# Probability to draw a black ball in a set of black and white balls with mixed replacement conditions

When a black ball is drawn, it is not replaced in the set, but white balls are replaced.

I have thought of this, with the notations:

• $b$, $w$ the initial number of black and white balls
• $x_i = (b - i)/(b + w - i)$

The probability of drawing a black ball $Pb(n)$ after n draws:

This sum seems infinite with n, even if some terms are null since $x_{i \ge b}=0$

Except $b=1$:
$Pb(n) = (1-x_0)^nx_0$

For $b=2$:
$Pb(n)= x_0(1-x_1)^n + x_0x_1\sum\limits_{i+j=n-1} (1-x_0)^i(1-x_1)^j$

Is there a known solution to this problem?

Let the initial number of white balls be $w$ and black balls be $b$. The question describes a Markov chain whose states are indexed by the possible numbers of black balls $i \in \{0, 1, 2, \ldots, b\}.$ The transition probabilities are

The first describes drawing a white ball, in which case $i$ does not change, and the second describes drawing a black ball, in which case $i$ is reduced by $1$.

From now on let us drop the explicit subscript "$w$," taking this value as fixed throughout. The eigenvalues of the transition matrix $\mathbb{P}$ are

corresponding to the matrix $\mathbb{Q}$ given by

whose inverse is

That is,

Consequently the distribution after $n$ transitions out of the state $b$ is given by the vector of probabilities

That is, the chance there are $i$ black balls left after $n$ draws is

For example, starting with any number of white balls and $b=2$ black balls, the probability distribution after $n \ge 1$ draws is

The curves in this figure track the probabilities of the states $i=0$ (blue), $i=1$ (red), and $i=2$ (gold) as a function of the number of draws $n$ when $w=5$; that is, the urn begins with two black balls and five white balls.

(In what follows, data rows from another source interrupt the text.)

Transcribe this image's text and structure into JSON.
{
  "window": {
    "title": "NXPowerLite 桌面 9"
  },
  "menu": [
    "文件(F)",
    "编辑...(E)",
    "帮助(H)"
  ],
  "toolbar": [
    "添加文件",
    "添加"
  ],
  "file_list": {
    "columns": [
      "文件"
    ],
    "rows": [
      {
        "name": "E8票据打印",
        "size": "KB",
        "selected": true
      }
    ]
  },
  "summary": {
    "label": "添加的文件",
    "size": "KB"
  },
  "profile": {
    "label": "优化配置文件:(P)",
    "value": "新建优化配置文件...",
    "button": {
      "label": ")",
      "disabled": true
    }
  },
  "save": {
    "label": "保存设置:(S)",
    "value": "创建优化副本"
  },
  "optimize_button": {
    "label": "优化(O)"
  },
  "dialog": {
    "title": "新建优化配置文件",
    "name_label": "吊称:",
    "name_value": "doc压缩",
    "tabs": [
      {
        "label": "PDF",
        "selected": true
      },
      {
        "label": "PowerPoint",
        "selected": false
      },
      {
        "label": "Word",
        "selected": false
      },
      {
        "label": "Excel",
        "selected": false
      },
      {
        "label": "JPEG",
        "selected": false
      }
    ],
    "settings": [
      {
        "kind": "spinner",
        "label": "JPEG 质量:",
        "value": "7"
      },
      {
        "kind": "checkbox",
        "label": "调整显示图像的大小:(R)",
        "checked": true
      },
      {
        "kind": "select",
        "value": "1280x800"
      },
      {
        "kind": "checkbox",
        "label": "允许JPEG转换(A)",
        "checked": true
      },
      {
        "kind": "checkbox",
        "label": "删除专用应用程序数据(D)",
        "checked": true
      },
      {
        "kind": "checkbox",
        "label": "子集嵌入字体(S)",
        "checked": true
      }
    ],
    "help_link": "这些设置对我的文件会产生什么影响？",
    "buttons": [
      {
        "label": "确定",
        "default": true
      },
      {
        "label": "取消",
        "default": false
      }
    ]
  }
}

The state $i=0$ (running out of black balls) is an absorbing state: in the limit as $n$ grows without bound, the probability of this state approaches unity (but never exactly reaches it).